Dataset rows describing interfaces
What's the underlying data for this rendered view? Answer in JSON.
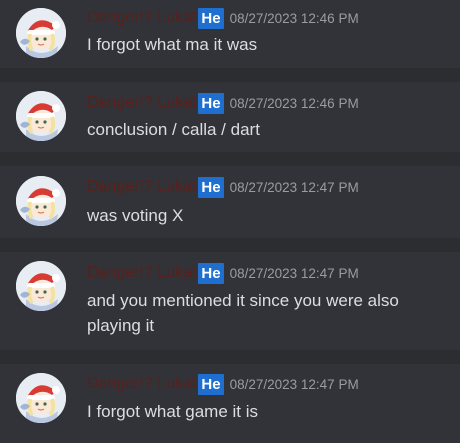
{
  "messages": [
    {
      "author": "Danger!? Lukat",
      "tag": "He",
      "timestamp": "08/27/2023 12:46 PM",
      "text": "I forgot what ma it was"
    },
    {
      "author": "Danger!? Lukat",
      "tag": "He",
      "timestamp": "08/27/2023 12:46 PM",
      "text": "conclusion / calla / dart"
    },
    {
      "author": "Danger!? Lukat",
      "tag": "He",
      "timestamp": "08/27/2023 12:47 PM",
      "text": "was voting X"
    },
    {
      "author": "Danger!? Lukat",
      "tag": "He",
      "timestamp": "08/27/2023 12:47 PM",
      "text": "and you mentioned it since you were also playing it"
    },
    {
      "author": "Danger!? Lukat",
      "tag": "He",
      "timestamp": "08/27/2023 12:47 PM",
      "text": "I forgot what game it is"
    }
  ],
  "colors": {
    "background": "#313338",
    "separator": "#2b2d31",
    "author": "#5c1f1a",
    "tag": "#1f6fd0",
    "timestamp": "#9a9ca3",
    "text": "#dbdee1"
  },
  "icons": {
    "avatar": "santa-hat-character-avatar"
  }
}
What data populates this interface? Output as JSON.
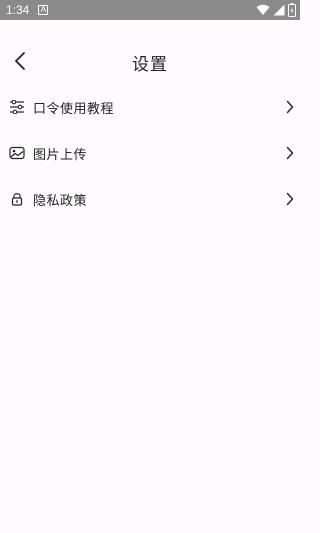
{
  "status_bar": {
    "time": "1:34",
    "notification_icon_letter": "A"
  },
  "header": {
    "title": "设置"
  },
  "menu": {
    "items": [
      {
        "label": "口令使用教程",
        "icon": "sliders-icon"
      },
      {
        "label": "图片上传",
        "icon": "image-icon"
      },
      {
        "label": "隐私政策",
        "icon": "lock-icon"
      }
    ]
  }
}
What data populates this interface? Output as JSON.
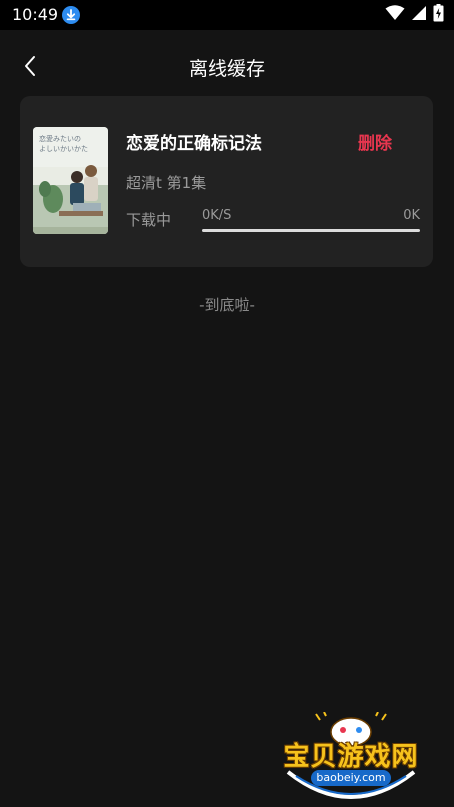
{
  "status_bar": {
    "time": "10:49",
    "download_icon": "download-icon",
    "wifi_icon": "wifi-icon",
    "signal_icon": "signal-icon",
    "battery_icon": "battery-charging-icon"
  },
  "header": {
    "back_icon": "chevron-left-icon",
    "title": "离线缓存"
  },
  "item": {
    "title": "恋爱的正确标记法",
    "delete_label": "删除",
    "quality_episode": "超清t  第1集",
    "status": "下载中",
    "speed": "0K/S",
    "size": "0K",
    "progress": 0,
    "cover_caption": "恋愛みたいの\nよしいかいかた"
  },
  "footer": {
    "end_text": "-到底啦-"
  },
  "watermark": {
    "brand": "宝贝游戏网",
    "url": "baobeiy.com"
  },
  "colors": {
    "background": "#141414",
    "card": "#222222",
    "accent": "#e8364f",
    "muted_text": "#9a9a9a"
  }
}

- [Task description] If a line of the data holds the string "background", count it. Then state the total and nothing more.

- [Answer section] 2